**Exercise details**
All of the records below must be reproduced exactly, minus any pictures.

**Page and application data records**
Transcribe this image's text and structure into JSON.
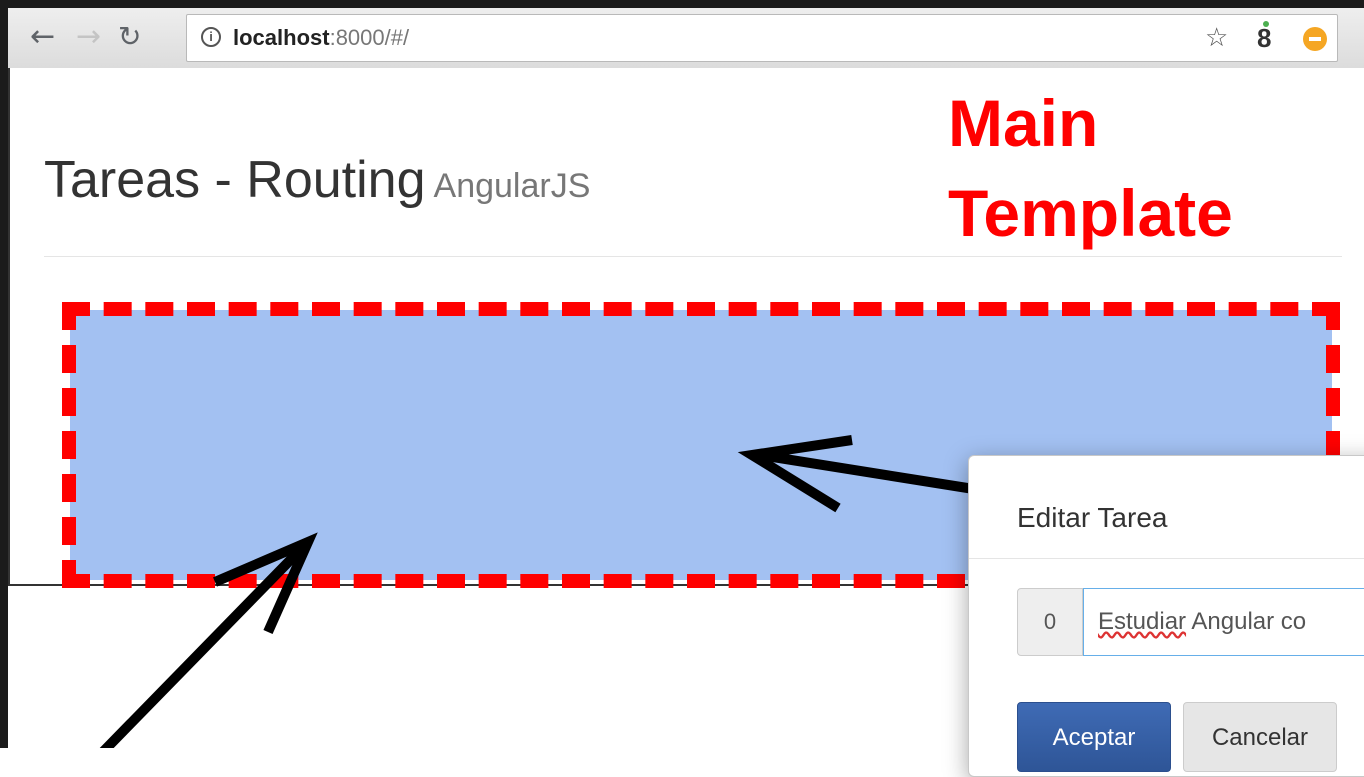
{
  "browser": {
    "url_host": "localhost",
    "url_path": ":8000/#/",
    "info_icon": "info-icon",
    "nav_icons": [
      "back-arrow-icon",
      "forward-arrow-icon",
      "reload-icon"
    ],
    "toolbar_icons": [
      "star-icon",
      "extension-icon",
      "extension-orange-icon"
    ]
  },
  "page": {
    "title": "Tareas - Routing",
    "subtitle": "AngularJS"
  },
  "annotation": {
    "line1": "Main",
    "line2": "Template",
    "color": "#ff0000"
  },
  "view": {
    "fill_color": "#a3c1f2",
    "border_color": "#ff0000"
  },
  "modal": {
    "title": "Editar Tarea",
    "addon_value": "0",
    "input_value_word1": "Estudiar",
    "input_value_rest": " Angular co",
    "accept_label": "Aceptar",
    "cancel_label": "Cancelar"
  }
}
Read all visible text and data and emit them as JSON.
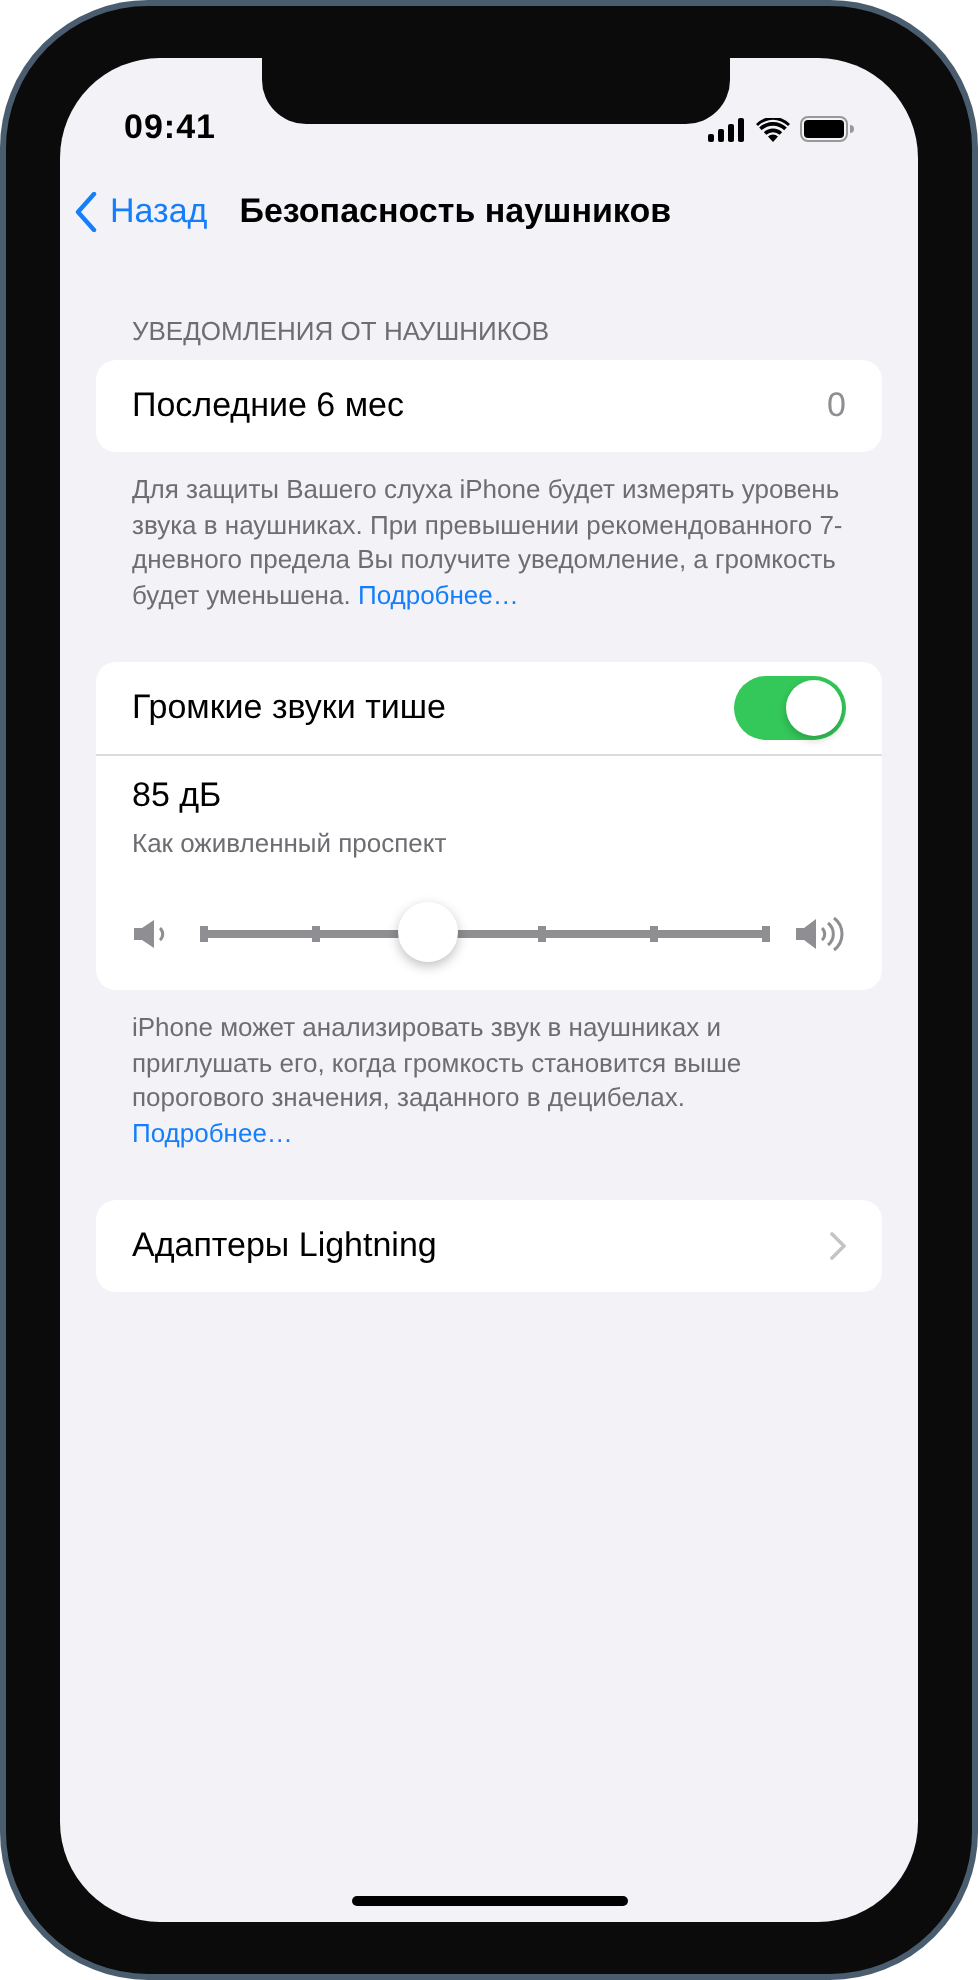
{
  "status_bar": {
    "time": "09:41"
  },
  "nav": {
    "back": "Назад",
    "title": "Безопасность наушников"
  },
  "sections": [
    {
      "header": "УВЕДОМЛЕНИЯ ОТ НАУШНИКОВ",
      "rows": [
        {
          "kind": "value",
          "label": "Последние 6 мес",
          "value": "0"
        }
      ],
      "footer": {
        "text": "Для защиты Вашего слуха iPhone будет измерять уровень звука в наушниках. При превышении рекомендованного 7-дневного предела Вы получите уведомление, а громкость будет уменьшена.",
        "link": "Подробнее…"
      }
    },
    {
      "rows": [
        {
          "kind": "toggle",
          "label": "Громкие звуки тише",
          "on": true
        },
        {
          "kind": "slider",
          "reading": "85 дБ",
          "caption": "Как оживленный проспект",
          "level": 0.4
        }
      ],
      "footer": {
        "text": "iPhone может анализировать звук в наушниках и приглушать его, когда громкость становится выше порогового значения, заданного в децибелах.",
        "link": "Подробнее…"
      }
    },
    {
      "rows": [
        {
          "kind": "link",
          "label": "Адаптеры Lightning"
        }
      ]
    }
  ]
}
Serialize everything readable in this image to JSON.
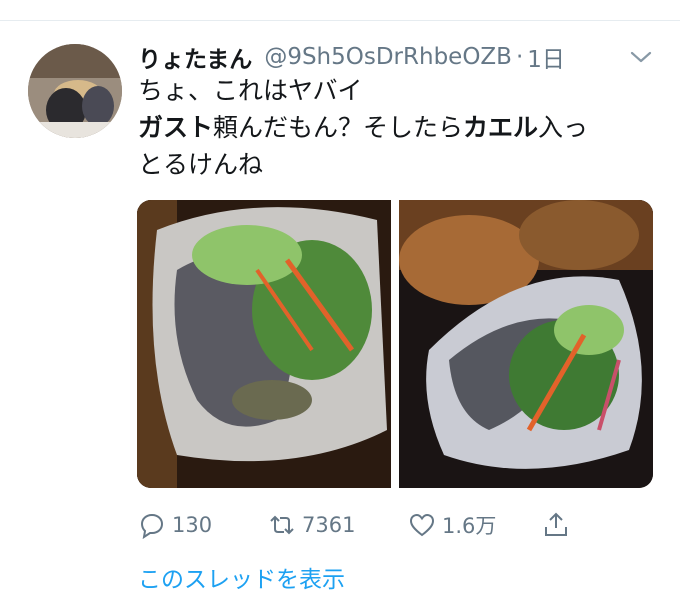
{
  "tweet": {
    "display_name": "りょたまん",
    "handle": "@9Sh5OsDrRhbeOZB",
    "separator": "·",
    "time": "1日",
    "line1": "ちょ、これはヤバイ",
    "line2_a": "ガスト",
    "line2_b": "頼んだもん？そしたら",
    "line2_c": "カエル",
    "line2_d": "入っ",
    "line3": "とるけんね"
  },
  "actions": {
    "reply_count": "130",
    "retweet_count": "7361",
    "like_count": "1.6万"
  },
  "thread_link": "このスレッドを表示",
  "icons": {
    "more": "chevron-down-icon",
    "reply": "reply-icon",
    "retweet": "retweet-icon",
    "like": "heart-icon",
    "share": "share-icon"
  },
  "colors": {
    "accent": "#1da1f2",
    "muted": "#657786",
    "text": "#14171a"
  }
}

**Answer space**
Transcribe this image's text and structure into JSON.
{
  "browser": {
    "url_host": "localhost",
    "url_path": ":8000/#/",
    "info_icon": "info-icon",
    "nav_icons": [
      "back-arrow-icon",
      "forward-arrow-icon",
      "reload-icon"
    ],
    "toolbar_icons": [
      "star-icon",
      "extension-icon",
      "extension-orange-icon"
    ]
  },
  "page": {
    "title": "Tareas - Routing",
    "subtitle": "AngularJS"
  },
  "annotation": {
    "line1": "Main",
    "line2": "Template",
    "color": "#ff0000"
  },
  "view": {
    "fill_color": "#a3c1f2",
    "border_color": "#ff0000"
  },
  "modal": {
    "title": "Editar Tarea",
    "addon_value": "0",
    "input_value_word1": "Estudiar",
    "input_value_rest": " Angular co",
    "accept_label": "Aceptar",
    "cancel_label": "Cancelar"
  }
}
Read all visible text and data and emit them as JSON.
{
  "status_bar": {
    "time": "09:41"
  },
  "nav": {
    "back": "Назад",
    "title": "Безопасность наушников"
  },
  "sections": [
    {
      "header": "УВЕДОМЛЕНИЯ ОТ НАУШНИКОВ",
      "rows": [
        {
          "kind": "value",
          "label": "Последние 6 мес",
          "value": "0"
        }
      ],
      "footer": {
        "text": "Для защиты Вашего слуха iPhone будет измерять уровень звука в наушниках. При превышении рекомендованного 7-дневного предела Вы получите уведомление, а громкость будет уменьшена.",
        "link": "Подробнее…"
      }
    },
    {
      "rows": [
        {
          "kind": "toggle",
          "label": "Громкие звуки тише",
          "on": true
        },
        {
          "kind": "slider",
          "reading": "85 дБ",
          "caption": "Как оживленный проспект",
          "level": 0.4
        }
      ],
      "footer": {
        "text": "iPhone может анализировать звук в наушниках и приглушать его, когда громкость становится выше порогового значения, заданного в децибелах.",
        "link": "Подробнее…"
      }
    },
    {
      "rows": [
        {
          "kind": "link",
          "label": "Адаптеры Lightning"
        }
      ]
    }
  ]
}
Serialize everything readable in this image to JSON.
{
  "tweet": {
    "display_name": "りょたまん",
    "handle": "@9Sh5OsDrRhbeOZB",
    "separator": "·",
    "time": "1日",
    "line1": "ちょ、これはヤバイ",
    "line2_a": "ガスト",
    "line2_b": "頼んだもん？そしたら",
    "line2_c": "カエル",
    "line2_d": "入っ",
    "line3": "とるけんね"
  },
  "actions": {
    "reply_count": "130",
    "retweet_count": "7361",
    "like_count": "1.6万"
  },
  "thread_link": "このスレッドを表示",
  "icons": {
    "more": "chevron-down-icon",
    "reply": "reply-icon",
    "retweet": "retweet-icon",
    "like": "heart-icon",
    "share": "share-icon"
  },
  "colors": {
    "accent": "#1da1f2",
    "muted": "#657786",
    "text": "#14171a"
  }
}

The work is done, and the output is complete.